Der Spiegel magazine reported that Stuttgart-based lawyer Rüdiger Zuck, who represents the FC Bayern Munich fan, is to take the case to the highest court in the country.
The fan was banned from visiting any football match from the regional league upwards for two years, purely on the assumption that be would be violent.
An appeal against the decision, arguing it was unfair, was rejected by a federal court, leaving the Constitutional Court as the last place to try to overturn the ban.
The man concerned was 16 years old when he was among around 60 fans held by police after rioting during a Bundesliga match between FC Bayern Munich and Duisburg.

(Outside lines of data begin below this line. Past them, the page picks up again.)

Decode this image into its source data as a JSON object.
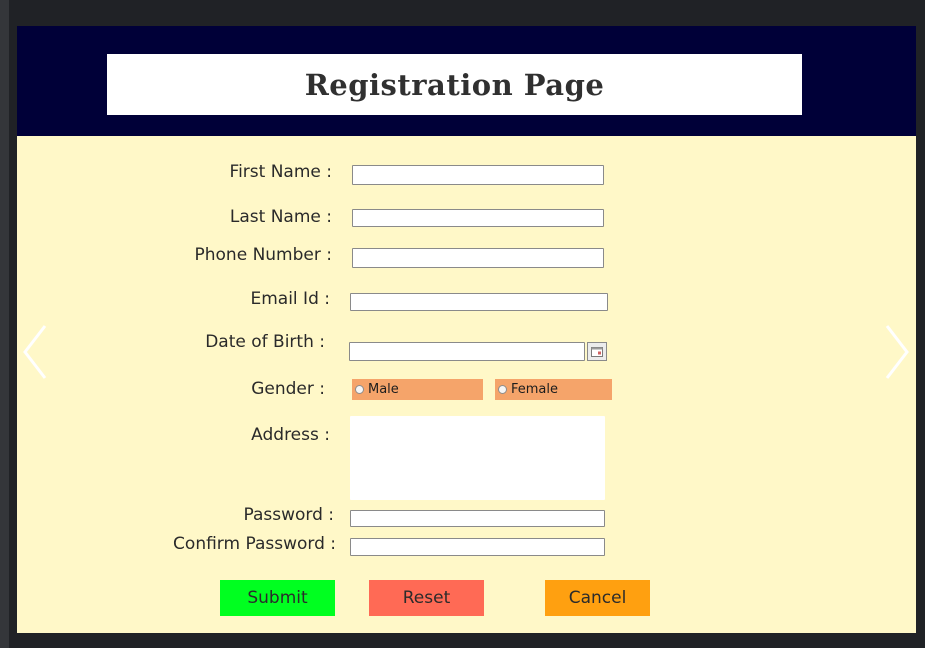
{
  "page": {
    "title": "Registration Page"
  },
  "form": {
    "first_name": {
      "label": "First Name :",
      "value": "",
      "placeholder": ""
    },
    "last_name": {
      "label": "Last Name :",
      "value": "",
      "placeholder": ""
    },
    "phone": {
      "label": "Phone Number :",
      "value": "",
      "placeholder": ""
    },
    "email": {
      "label": "Email Id :",
      "value": "",
      "placeholder": ""
    },
    "dob": {
      "label": "Date of Birth :",
      "value": "",
      "placeholder": "",
      "icon": "calendar-icon"
    },
    "gender": {
      "label": "Gender :",
      "options": [
        {
          "label": "Male",
          "selected": false
        },
        {
          "label": "Female",
          "selected": false
        }
      ]
    },
    "address": {
      "label": "Address :",
      "value": "",
      "placeholder": ""
    },
    "password": {
      "label": "Password :",
      "value": "",
      "placeholder": ""
    },
    "confirm_password": {
      "label": "Confirm Password :",
      "value": "",
      "placeholder": ""
    }
  },
  "buttons": {
    "submit": {
      "label": "Submit",
      "color": "#00ff20"
    },
    "reset": {
      "label": "Reset",
      "color": "#ff6a55"
    },
    "cancel": {
      "label": "Cancel",
      "color": "#ffa010"
    }
  },
  "nav": {
    "prev_icon": "chevron-left-icon",
    "next_icon": "chevron-right-icon"
  },
  "colors": {
    "header_band": "#000038",
    "page_background": "#fff8c8",
    "radio_chip": "#f5a46a",
    "title_text": "#303030"
  }
}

He has always insisted he was only watching the rioting from afar, and there was never evidence of him having taken part in the violence and an investigation was dropped.

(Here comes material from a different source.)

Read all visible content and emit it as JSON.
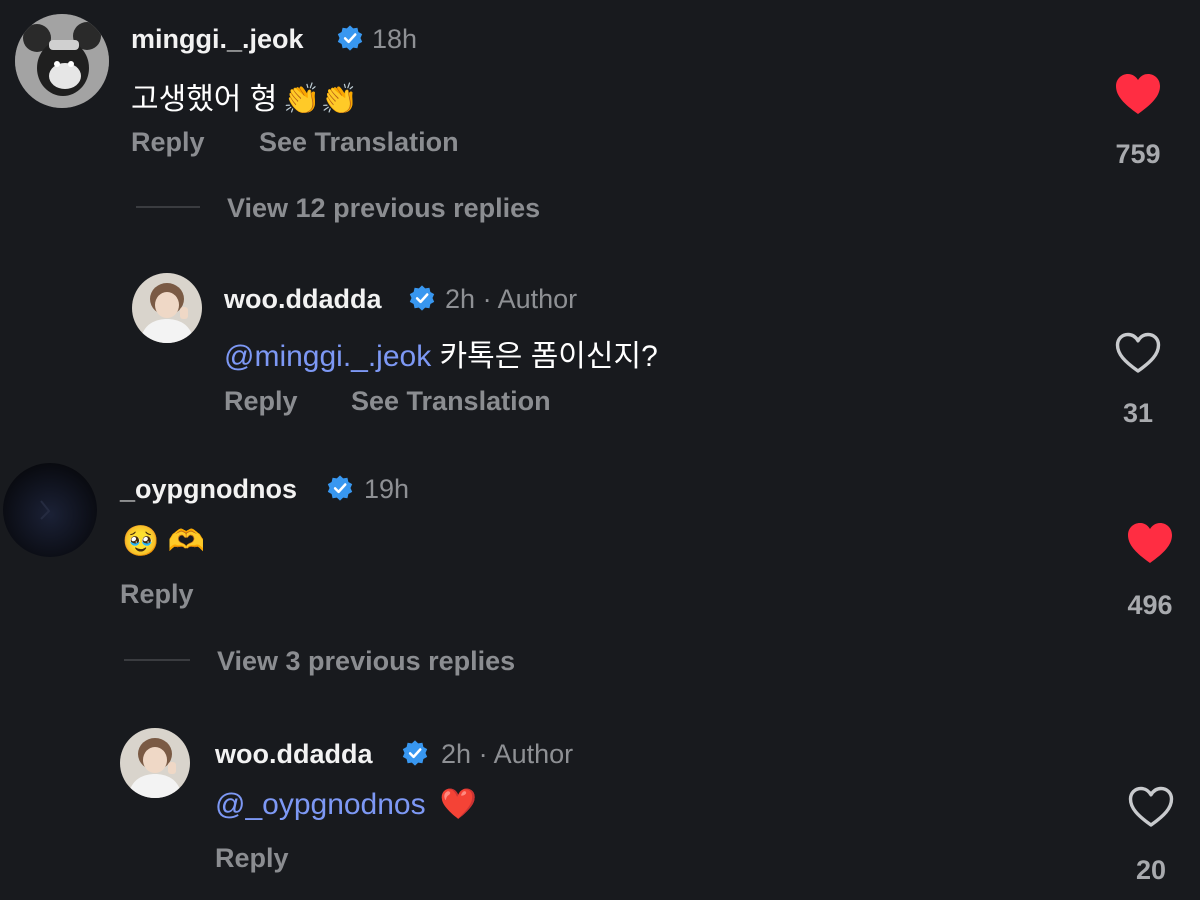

Despite this, MSV Duisburg issued the ban, which was supported by the court on the basis that he belonged to the group of fans considered ready to use violence.
This was considered to justify the assumption that he was moving in an environment which tended towards violence and that it could be expected that he would be involved in violent acts.

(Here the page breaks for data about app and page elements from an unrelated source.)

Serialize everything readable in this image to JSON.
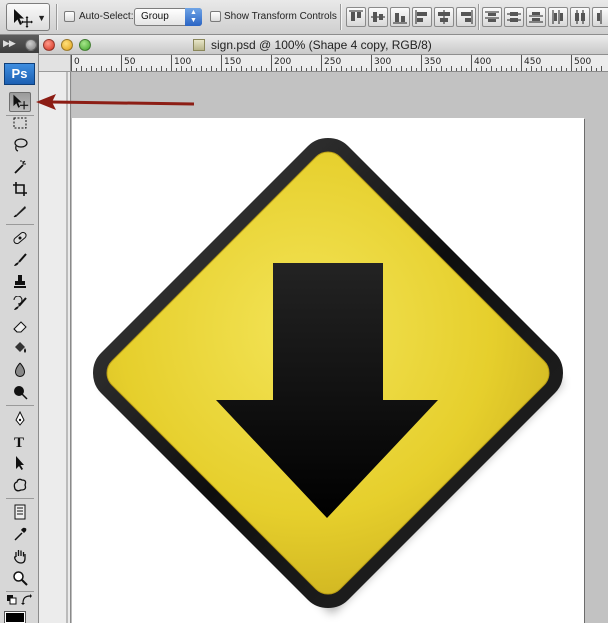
{
  "options_bar": {
    "auto_select_label": "Auto-Select:",
    "auto_select_value": "Group",
    "show_transform_label": "Show Transform Controls"
  },
  "document": {
    "title": "sign.psd @ 100% (Shape 4 copy, RGB/8)"
  },
  "app": {
    "logo": "Ps"
  },
  "ruler": {
    "h_labels": [
      "0",
      "50",
      "100",
      "150",
      "200",
      "250",
      "300",
      "350",
      "400",
      "450",
      "500"
    ]
  },
  "tools": [
    {
      "name": "move-tool",
      "icon": "move-icon",
      "active": true
    },
    {
      "name": "marquee-tool",
      "icon": "marquee-icon"
    },
    {
      "name": "lasso-tool",
      "icon": "lasso-icon"
    },
    {
      "name": "magic-wand-tool",
      "icon": "magic-wand-icon"
    },
    {
      "name": "crop-tool",
      "icon": "crop-icon"
    },
    {
      "name": "slice-tool",
      "icon": "slice-icon"
    },
    {
      "name": "healing-brush-tool",
      "icon": "bandage-icon"
    },
    {
      "name": "brush-tool",
      "icon": "brush-icon"
    },
    {
      "name": "clone-stamp-tool",
      "icon": "stamp-icon"
    },
    {
      "name": "history-brush-tool",
      "icon": "history-brush-icon"
    },
    {
      "name": "eraser-tool",
      "icon": "eraser-icon"
    },
    {
      "name": "paint-bucket-tool",
      "icon": "bucket-icon"
    },
    {
      "name": "blur-tool",
      "icon": "blur-icon"
    },
    {
      "name": "dodge-tool",
      "icon": "dodge-icon"
    },
    {
      "name": "pen-tool",
      "icon": "pen-icon"
    },
    {
      "name": "type-tool",
      "icon": "type-icon"
    },
    {
      "name": "path-selection-tool",
      "icon": "path-select-icon"
    },
    {
      "name": "custom-shape-tool",
      "icon": "shape-icon"
    },
    {
      "name": "notes-tool",
      "icon": "notes-icon"
    },
    {
      "name": "eyedropper-tool",
      "icon": "eyedropper-icon"
    },
    {
      "name": "hand-tool",
      "icon": "hand-icon"
    },
    {
      "name": "zoom-tool",
      "icon": "zoom-icon"
    }
  ],
  "colors": {
    "sign_yellow": "#efdc3a",
    "sign_border": "#151515",
    "callout_arrow": "#8c1d14"
  }
}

Zuck's appeal to the Constitutional Court is being supported by the Fanrechtefonds, a football fan organisation which campaigns for supporters' rights.